> _Activity_:
The response must contain every record, repeated exactly.
--- START ---
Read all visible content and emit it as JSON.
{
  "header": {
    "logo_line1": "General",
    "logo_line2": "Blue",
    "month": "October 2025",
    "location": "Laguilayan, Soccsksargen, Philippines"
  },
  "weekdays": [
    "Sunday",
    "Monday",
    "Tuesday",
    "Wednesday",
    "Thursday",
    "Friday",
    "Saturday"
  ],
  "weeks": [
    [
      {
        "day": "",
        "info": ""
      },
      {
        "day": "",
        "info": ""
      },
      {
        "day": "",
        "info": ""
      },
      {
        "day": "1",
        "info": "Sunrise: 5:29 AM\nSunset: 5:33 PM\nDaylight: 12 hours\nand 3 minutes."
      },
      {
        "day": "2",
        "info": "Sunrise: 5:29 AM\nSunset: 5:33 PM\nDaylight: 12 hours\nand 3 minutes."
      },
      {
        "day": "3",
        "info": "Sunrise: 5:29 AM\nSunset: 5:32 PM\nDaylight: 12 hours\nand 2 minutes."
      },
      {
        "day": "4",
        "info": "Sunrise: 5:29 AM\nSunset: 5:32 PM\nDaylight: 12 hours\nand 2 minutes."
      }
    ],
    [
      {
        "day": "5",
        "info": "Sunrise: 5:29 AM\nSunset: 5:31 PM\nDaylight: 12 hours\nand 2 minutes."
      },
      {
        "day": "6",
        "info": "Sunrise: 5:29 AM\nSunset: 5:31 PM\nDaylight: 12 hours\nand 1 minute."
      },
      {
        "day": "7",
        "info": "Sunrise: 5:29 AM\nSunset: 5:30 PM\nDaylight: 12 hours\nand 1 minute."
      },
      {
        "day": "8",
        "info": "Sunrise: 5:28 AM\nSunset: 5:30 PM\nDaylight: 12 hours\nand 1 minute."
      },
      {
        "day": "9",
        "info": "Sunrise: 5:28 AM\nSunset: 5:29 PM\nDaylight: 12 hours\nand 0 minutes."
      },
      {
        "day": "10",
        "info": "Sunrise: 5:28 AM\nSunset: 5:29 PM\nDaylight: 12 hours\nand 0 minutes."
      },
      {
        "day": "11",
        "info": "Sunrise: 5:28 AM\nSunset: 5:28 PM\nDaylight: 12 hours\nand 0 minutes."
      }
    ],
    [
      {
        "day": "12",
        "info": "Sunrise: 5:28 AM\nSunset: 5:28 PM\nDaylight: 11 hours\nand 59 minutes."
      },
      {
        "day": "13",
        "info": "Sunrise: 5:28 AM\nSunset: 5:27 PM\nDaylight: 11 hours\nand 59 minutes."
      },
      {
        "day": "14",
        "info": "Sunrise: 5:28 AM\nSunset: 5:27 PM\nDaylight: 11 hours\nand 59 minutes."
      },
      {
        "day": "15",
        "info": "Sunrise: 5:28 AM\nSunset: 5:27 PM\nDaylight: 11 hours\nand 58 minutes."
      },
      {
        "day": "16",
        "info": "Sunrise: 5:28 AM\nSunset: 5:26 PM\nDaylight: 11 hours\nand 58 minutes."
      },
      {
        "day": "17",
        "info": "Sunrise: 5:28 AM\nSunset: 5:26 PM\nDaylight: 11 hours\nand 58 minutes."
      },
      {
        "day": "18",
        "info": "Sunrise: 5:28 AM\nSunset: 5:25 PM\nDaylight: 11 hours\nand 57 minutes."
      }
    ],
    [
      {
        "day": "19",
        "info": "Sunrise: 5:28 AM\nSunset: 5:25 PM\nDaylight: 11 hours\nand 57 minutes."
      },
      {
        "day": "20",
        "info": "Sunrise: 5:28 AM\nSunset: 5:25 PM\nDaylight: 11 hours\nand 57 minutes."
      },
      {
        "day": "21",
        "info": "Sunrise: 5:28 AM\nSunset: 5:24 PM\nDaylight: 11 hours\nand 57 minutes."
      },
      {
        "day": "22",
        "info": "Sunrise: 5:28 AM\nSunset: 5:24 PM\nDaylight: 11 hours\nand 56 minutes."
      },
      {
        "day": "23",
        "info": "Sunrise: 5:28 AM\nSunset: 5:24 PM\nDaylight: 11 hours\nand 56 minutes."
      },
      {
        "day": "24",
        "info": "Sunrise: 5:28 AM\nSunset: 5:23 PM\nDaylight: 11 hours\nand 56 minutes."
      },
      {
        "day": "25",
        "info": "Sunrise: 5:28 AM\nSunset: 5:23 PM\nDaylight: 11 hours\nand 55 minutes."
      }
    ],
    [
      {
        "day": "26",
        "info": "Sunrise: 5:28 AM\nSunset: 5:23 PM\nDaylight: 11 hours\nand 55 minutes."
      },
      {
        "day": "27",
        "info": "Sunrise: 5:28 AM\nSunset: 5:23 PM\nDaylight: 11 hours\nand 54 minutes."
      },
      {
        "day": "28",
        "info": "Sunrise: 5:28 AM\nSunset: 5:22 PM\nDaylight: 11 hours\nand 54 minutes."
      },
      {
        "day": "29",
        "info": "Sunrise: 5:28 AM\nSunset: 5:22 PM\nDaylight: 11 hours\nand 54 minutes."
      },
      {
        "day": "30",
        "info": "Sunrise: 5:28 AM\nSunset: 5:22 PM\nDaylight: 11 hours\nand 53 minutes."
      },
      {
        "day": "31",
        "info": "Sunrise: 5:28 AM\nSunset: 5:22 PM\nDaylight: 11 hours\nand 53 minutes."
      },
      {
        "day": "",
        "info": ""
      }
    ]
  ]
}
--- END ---
> _Answer section_:
Read all visible content and emit it as JSON.
{
  "header": {
    "logo_line1": "General",
    "logo_line2": "Blue",
    "month": "October 2025",
    "location": "Laguilayan, Soccsksargen, Philippines"
  },
  "weekdays": [
    "Sunday",
    "Monday",
    "Tuesday",
    "Wednesday",
    "Thursday",
    "Friday",
    "Saturday"
  ],
  "weeks": [
    [
      {
        "day": "",
        "info": ""
      },
      {
        "day": "",
        "info": ""
      },
      {
        "day": "",
        "info": ""
      },
      {
        "day": "1",
        "info": "Sunrise: 5:29 AM\nSunset: 5:33 PM\nDaylight: 12 hours\nand 3 minutes."
      },
      {
        "day": "2",
        "info": "Sunrise: 5:29 AM\nSunset: 5:33 PM\nDaylight: 12 hours\nand 3 minutes."
      },
      {
        "day": "3",
        "info": "Sunrise: 5:29 AM\nSunset: 5:32 PM\nDaylight: 12 hours\nand 2 minutes."
      },
      {
        "day": "4",
        "info": "Sunrise: 5:29 AM\nSunset: 5:32 PM\nDaylight: 12 hours\nand 2 minutes."
      }
    ],
    [
      {
        "day": "5",
        "info": "Sunrise: 5:29 AM\nSunset: 5:31 PM\nDaylight: 12 hours\nand 2 minutes."
      },
      {
        "day": "6",
        "info": "Sunrise: 5:29 AM\nSunset: 5:31 PM\nDaylight: 12 hours\nand 1 minute."
      },
      {
        "day": "7",
        "info": "Sunrise: 5:29 AM\nSunset: 5:30 PM\nDaylight: 12 hours\nand 1 minute."
      },
      {
        "day": "8",
        "info": "Sunrise: 5:28 AM\nSunset: 5:30 PM\nDaylight: 12 hours\nand 1 minute."
      },
      {
        "day": "9",
        "info": "Sunrise: 5:28 AM\nSunset: 5:29 PM\nDaylight: 12 hours\nand 0 minutes."
      },
      {
        "day": "10",
        "info": "Sunrise: 5:28 AM\nSunset: 5:29 PM\nDaylight: 12 hours\nand 0 minutes."
      },
      {
        "day": "11",
        "info": "Sunrise: 5:28 AM\nSunset: 5:28 PM\nDaylight: 12 hours\nand 0 minutes."
      }
    ],
    [
      {
        "day": "12",
        "info": "Sunrise: 5:28 AM\nSunset: 5:28 PM\nDaylight: 11 hours\nand 59 minutes."
      },
      {
        "day": "13",
        "info": "Sunrise: 5:28 AM\nSunset: 5:27 PM\nDaylight: 11 hours\nand 59 minutes."
      },
      {
        "day": "14",
        "info": "Sunrise: 5:28 AM\nSunset: 5:27 PM\nDaylight: 11 hours\nand 59 minutes."
      },
      {
        "day": "15",
        "info": "Sunrise: 5:28 AM\nSunset: 5:27 PM\nDaylight: 11 hours\nand 58 minutes."
      },
      {
        "day": "16",
        "info": "Sunrise: 5:28 AM\nSunset: 5:26 PM\nDaylight: 11 hours\nand 58 minutes."
      },
      {
        "day": "17",
        "info": "Sunrise: 5:28 AM\nSunset: 5:26 PM\nDaylight: 11 hours\nand 58 minutes."
      },
      {
        "day": "18",
        "info": "Sunrise: 5:28 AM\nSunset: 5:25 PM\nDaylight: 11 hours\nand 57 minutes."
      }
    ],
    [
      {
        "day": "19",
        "info": "Sunrise: 5:28 AM\nSunset: 5:25 PM\nDaylight: 11 hours\nand 57 minutes."
      },
      {
        "day": "20",
        "info": "Sunrise: 5:28 AM\nSunset: 5:25 PM\nDaylight: 11 hours\nand 57 minutes."
      },
      {
        "day": "21",
        "info": "Sunrise: 5:28 AM\nSunset: 5:24 PM\nDaylight: 11 hours\nand 57 minutes."
      },
      {
        "day": "22",
        "info": "Sunrise: 5:28 AM\nSunset: 5:24 PM\nDaylight: 11 hours\nand 56 minutes."
      },
      {
        "day": "23",
        "info": "Sunrise: 5:28 AM\nSunset: 5:24 PM\nDaylight: 11 hours\nand 56 minutes."
      },
      {
        "day": "24",
        "info": "Sunrise: 5:28 AM\nSunset: 5:23 PM\nDaylight: 11 hours\nand 56 minutes."
      },
      {
        "day": "25",
        "info": "Sunrise: 5:28 AM\nSunset: 5:23 PM\nDaylight: 11 hours\nand 55 minutes."
      }
    ],
    [
      {
        "day": "26",
        "info": "Sunrise: 5:28 AM\nSunset: 5:23 PM\nDaylight: 11 hours\nand 55 minutes."
      },
      {
        "day": "27",
        "info": "Sunrise: 5:28 AM\nSunset: 5:23 PM\nDaylight: 11 hours\nand 54 minutes."
      },
      {
        "day": "28",
        "info": "Sunrise: 5:28 AM\nSunset: 5:22 PM\nDaylight: 11 hours\nand 54 minutes."
      },
      {
        "day": "29",
        "info": "Sunrise: 5:28 AM\nSunset: 5:22 PM\nDaylight: 11 hours\nand 54 minutes."
      },
      {
        "day": "30",
        "info": "Sunrise: 5:28 AM\nSunset: 5:22 PM\nDaylight: 11 hours\nand 53 minutes."
      },
      {
        "day": "31",
        "info": "Sunrise: 5:28 AM\nSunset: 5:22 PM\nDaylight: 11 hours\nand 53 minutes."
      },
      {
        "day": "",
        "info": ""
      }
    ]
  ]
}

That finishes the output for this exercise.